**Task requirements**
When a line below contains the word "arrow", copy that line.

——————

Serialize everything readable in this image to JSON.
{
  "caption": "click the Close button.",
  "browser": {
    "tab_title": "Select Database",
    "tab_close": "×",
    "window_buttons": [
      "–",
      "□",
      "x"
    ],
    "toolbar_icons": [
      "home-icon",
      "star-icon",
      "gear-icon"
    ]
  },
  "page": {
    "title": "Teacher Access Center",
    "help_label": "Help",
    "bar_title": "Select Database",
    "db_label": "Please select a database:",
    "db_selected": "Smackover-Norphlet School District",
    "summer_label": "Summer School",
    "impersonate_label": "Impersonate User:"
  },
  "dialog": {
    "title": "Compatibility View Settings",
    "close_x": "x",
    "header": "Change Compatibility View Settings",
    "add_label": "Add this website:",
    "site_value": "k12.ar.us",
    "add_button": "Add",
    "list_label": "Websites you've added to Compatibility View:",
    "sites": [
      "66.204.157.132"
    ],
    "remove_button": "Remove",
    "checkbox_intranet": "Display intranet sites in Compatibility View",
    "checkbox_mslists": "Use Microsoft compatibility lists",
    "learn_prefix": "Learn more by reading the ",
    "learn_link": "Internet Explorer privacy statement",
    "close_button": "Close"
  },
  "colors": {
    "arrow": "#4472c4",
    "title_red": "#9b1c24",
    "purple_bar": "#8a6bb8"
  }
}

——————

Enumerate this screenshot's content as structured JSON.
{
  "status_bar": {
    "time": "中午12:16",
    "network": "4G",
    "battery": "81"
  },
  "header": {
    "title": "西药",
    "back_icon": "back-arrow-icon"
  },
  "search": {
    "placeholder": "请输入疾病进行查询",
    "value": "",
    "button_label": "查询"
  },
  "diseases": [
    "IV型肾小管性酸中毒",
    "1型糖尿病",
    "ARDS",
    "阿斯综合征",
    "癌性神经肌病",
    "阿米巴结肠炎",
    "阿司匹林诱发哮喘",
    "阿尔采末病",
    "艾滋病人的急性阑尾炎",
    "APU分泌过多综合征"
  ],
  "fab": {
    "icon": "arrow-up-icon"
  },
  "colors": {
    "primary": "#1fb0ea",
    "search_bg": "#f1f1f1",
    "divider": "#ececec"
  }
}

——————

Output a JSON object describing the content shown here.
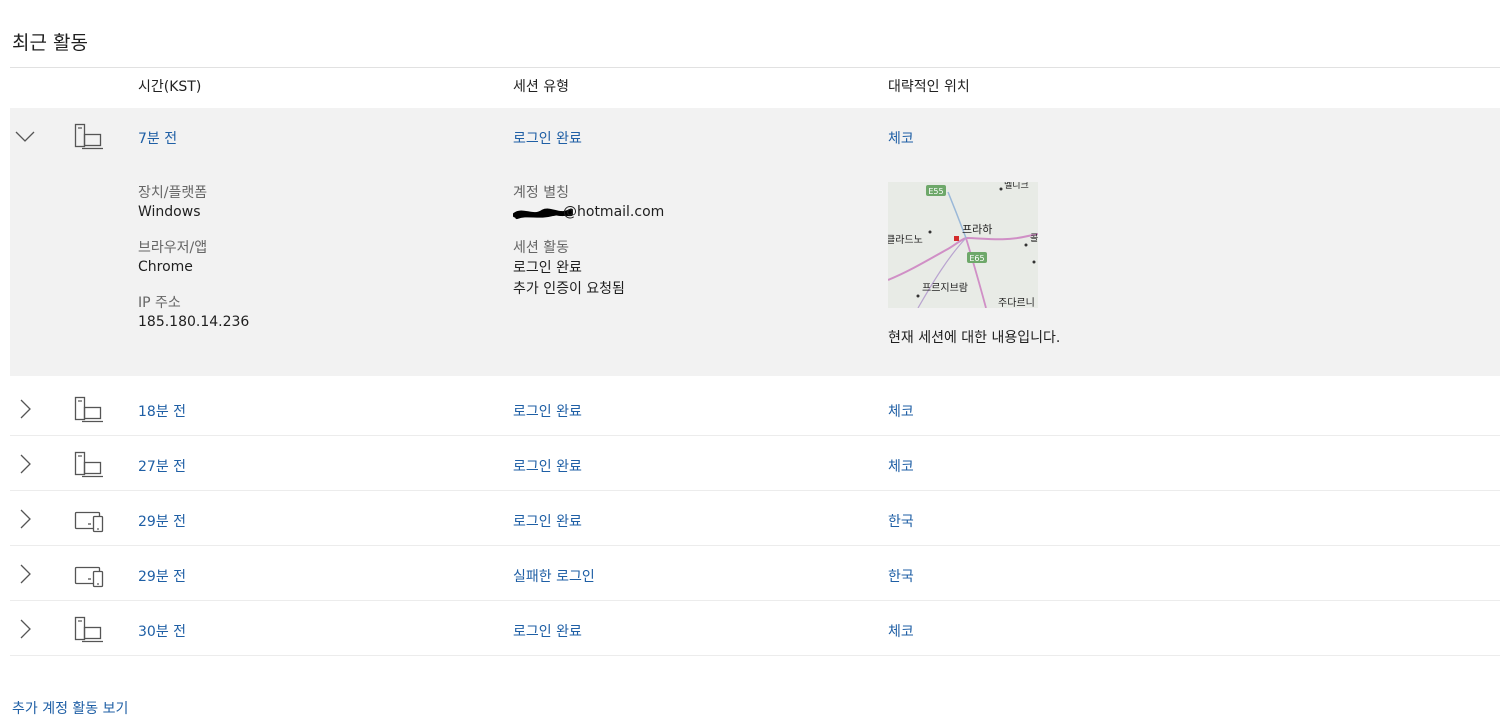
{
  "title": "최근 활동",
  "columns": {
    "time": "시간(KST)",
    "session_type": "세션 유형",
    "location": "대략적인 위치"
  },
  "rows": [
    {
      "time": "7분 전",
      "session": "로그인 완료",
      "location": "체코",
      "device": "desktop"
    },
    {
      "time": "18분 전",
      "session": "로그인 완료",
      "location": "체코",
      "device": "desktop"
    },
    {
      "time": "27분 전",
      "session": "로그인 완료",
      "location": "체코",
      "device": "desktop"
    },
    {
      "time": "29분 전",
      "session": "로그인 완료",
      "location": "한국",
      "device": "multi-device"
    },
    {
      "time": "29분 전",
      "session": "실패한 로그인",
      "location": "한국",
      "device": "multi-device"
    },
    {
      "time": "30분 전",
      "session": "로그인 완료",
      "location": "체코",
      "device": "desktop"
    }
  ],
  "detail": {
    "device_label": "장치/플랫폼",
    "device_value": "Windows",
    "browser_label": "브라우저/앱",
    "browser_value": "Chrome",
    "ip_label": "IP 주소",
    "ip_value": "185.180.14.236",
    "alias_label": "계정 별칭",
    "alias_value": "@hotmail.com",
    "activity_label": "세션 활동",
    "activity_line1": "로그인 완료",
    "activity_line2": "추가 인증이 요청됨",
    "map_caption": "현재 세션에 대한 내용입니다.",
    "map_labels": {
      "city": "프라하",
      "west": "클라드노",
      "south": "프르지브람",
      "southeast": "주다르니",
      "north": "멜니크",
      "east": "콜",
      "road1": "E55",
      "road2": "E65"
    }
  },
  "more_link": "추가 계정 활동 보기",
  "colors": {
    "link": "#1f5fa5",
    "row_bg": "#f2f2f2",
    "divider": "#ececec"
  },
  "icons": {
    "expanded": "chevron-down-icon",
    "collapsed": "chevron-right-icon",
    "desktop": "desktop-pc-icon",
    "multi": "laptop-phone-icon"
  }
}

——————

**Response to this exercise**
    "arrow": "#4472c4",
    "back_icon": "back-arrow-icon"
    "icon": "arrow-up-icon"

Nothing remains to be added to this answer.